An FBI agent, suspended for three weeks without pay by FBI Director Clarence M. Kelley for allegedly living out of wedlock with a woman, violated Virginia law and was lucky he was not prosecuted or fired, according to arguments filed in court on behalf of the FBI.

The government said that the agent, Jack T. Colwell, may have violated the Virginia code, which prohibits fornication and lewd and lascivious cohabitation. The crimes are punishable by $100 and $500 fines, respectively.

In addition, Colwell may have violated the Department of Justice's Code of Conduct, which prohibits "criminal, dishonest, immoral, infamous or notoriously disgraceful conduct." The FBI punishment for such offenses ranges from an oral reprimand to removal from office, the government contends.

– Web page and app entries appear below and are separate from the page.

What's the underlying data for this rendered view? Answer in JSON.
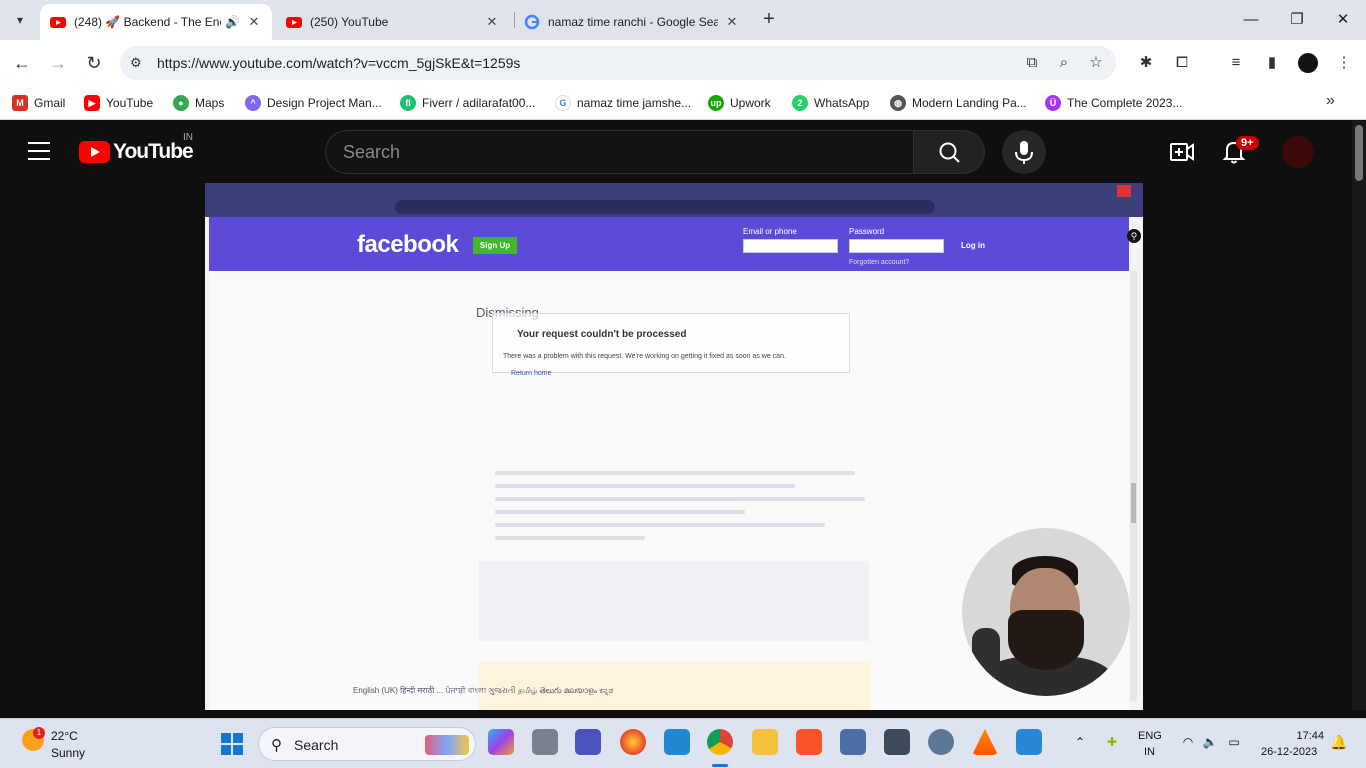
{
  "browser": {
    "tabs": [
      {
        "title": "(248) 🚀 Backend - The Enc",
        "active": true,
        "audio": true
      },
      {
        "title": "(250) YouTube",
        "active": false
      },
      {
        "title": "namaz time ranchi - Google Sea",
        "active": false
      }
    ],
    "url": "https://www.youtube.com/watch?v=vccm_5gjSkE&t=1259s",
    "bookmarks": [
      {
        "label": "Gmail",
        "icon": "gmail-icon",
        "color": "#d93025"
      },
      {
        "label": "YouTube",
        "icon": "youtube-icon",
        "color": "#ff0000"
      },
      {
        "label": "Maps",
        "icon": "maps-icon",
        "color": "#34a853"
      },
      {
        "label": "Design Project Man...",
        "icon": "clickup-icon",
        "color": "#7b68ee"
      },
      {
        "label": "Fiverr / adilarafat00...",
        "icon": "fiverr-icon",
        "color": "#1dbf73"
      },
      {
        "label": "namaz time jamshe...",
        "icon": "google-icon",
        "color": "#4285f4"
      },
      {
        "label": "Upwork",
        "icon": "upwork-icon",
        "color": "#14a800"
      },
      {
        "label": "WhatsApp",
        "icon": "whatsapp-icon",
        "color": "#25d366"
      },
      {
        "label": "Modern Landing Pa...",
        "icon": "globe-icon",
        "color": "#555555"
      },
      {
        "label": "The Complete 2023...",
        "icon": "udemy-icon",
        "color": "#a435f0"
      }
    ]
  },
  "youtube": {
    "logo_text": "YouTube",
    "country_code": "IN",
    "search_placeholder": "Search",
    "notification_count": "9+"
  },
  "video_content": {
    "fb_logo": "facebook",
    "fb_signup": "Sign Up",
    "fb_email_label": "Email or phone",
    "fb_password_label": "Password",
    "fb_login": "Log in",
    "fb_forgot": "Forgotten account?",
    "doc_heading": "Dismissing",
    "error_title": "Your request couldn't be processed",
    "error_message": "There was a problem with this request. We're working on getting it fixed as soon as we can.",
    "error_link": "Return home",
    "languages": "English (UK)  हिन्दी  मराठी  ...  ਪੰਜਾਬੀ  বাংলা  ગુજરાતી  தமிழ்  తెలుగు  മലയാളം  ಕನ್ನಡ"
  },
  "taskbar": {
    "weather_temp": "22°C",
    "weather_desc": "Sunny",
    "weather_badge": "1",
    "search_label": "Search",
    "lang_line1": "ENG",
    "lang_line2": "IN",
    "time": "17:44",
    "date": "26-12-2023"
  }
}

Because Kelley's position is backed up by Virginia law and the FBI's code and schedule of punishment, his decision to censure Colwell was not arbitrary but "lenient", the government said.

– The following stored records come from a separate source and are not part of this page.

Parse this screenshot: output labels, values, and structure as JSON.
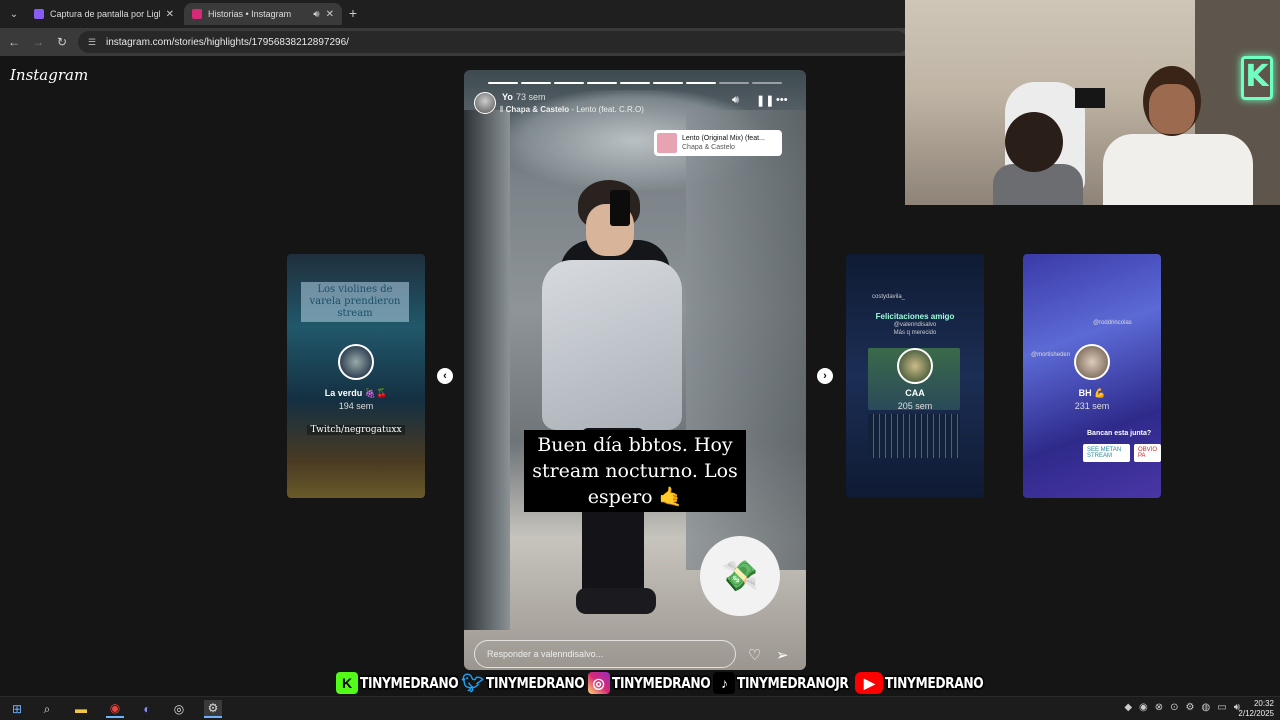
{
  "browser": {
    "tabs": [
      {
        "title": "Captura de pantalla por Lightsh",
        "favicon_color": "#8a5cf6"
      },
      {
        "title": "Historias • Instagram",
        "favicon_color": "#d62976"
      }
    ],
    "url": "instagram.com/stories/highlights/17956838212897296/"
  },
  "instagram": {
    "logo": "Instagram",
    "main_story": {
      "user": "Yo",
      "time_ago": "73 sem",
      "music_artist": "Chapa & Castelo",
      "music_track": " - Lento (feat. C.R.O)",
      "sticker_song": "Lento (Original Mix) (feat...",
      "sticker_artist": "Chapa & Castelo",
      "caption": "Buen día bbtos. Hoy stream nocturno. Los espero 🤙",
      "reply_placeholder": "Responder a valenndisalvo...",
      "progress_total": 9,
      "progress_done": 7
    },
    "side_stories": [
      {
        "top_text": "Los violines de varela prendieron stream",
        "name": "La verdu 🍇🍒",
        "ago": "194 sem",
        "sub": "Twitch/negrogatuxx"
      },
      {
        "headline": "Felicitaciones amigo",
        "handle": "@valenndisalvo",
        "note": "Más q merecido",
        "poster": "costydavila_",
        "name": "CAA",
        "ago": "205 sem"
      },
      {
        "name": "BH 💪",
        "ago": "231 sem",
        "question": "Bancan esta junta?",
        "btn1": "SEE METAN STREAM",
        "btn2": "OBVIO PA",
        "tag1": "@roddrincolas",
        "tag2": "@mortisheden"
      }
    ]
  },
  "socials": {
    "kick": "TINYMEDRANO",
    "twitter": "TINYMEDRANO",
    "instagram": "TINYMEDRANO",
    "tiktok": "TINYMEDRANOJR",
    "youtube": "TINYMEDRANO"
  },
  "taskbar": {
    "time": "20:32",
    "date": "2/12/2025"
  }
}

Colwell filed a suit against the FBI Oct. 19 in U.S. District Court in Alexandria because as a result of his alleged living arrangements he was suspended from his position at the Washington Field office and was transferred to New York Kelley sent a letter to Colwell saying he had "engaged in indiscretions which reflect unfavorably on your moral character and which are not in keeping with the high standards expected of employees of the FBI. This conduct on your part is inexusable and will not be tolerated by me," Kelley said.

Colwell said in his suit that his "conduct is neither immoral under current standards nor disrespective of the high standard of conduct expected by the FBI . . ."

But the government disagreed:

. . . "We note that insofar as the public's interest is concerned it seems apparent that the public has a right to expect its FBI agents to adhere to the rigorous code of conduct by which they agree to be bound, both on and off duty. This is so especially when dereliction there from results in transgressing state criminal law," the government contends.

U.S. attorneys also argue that Colwell will not be harmed by his transfer to New York, although Colwell alleges that he will.

When Colwell joined the FBI April 11, 1973, at a salary of $12,775, he signed a statement agreeing to be transferred where and when the FBI desired.

Colwell is seeking back pay for the period during which he was suspended, Sept. 29 through Oct. 20, deletion of any mention of the dispute from his personnel record and permission to stay in the FBI's Washington field office.

Cowell's request for a permanent injunction against his transfer was scheduled to be heard in court yesterday, but both sides agreed to continue the case indefinitely and try to settle it out of court, according to sources close to the case.

Both sides declined to comment.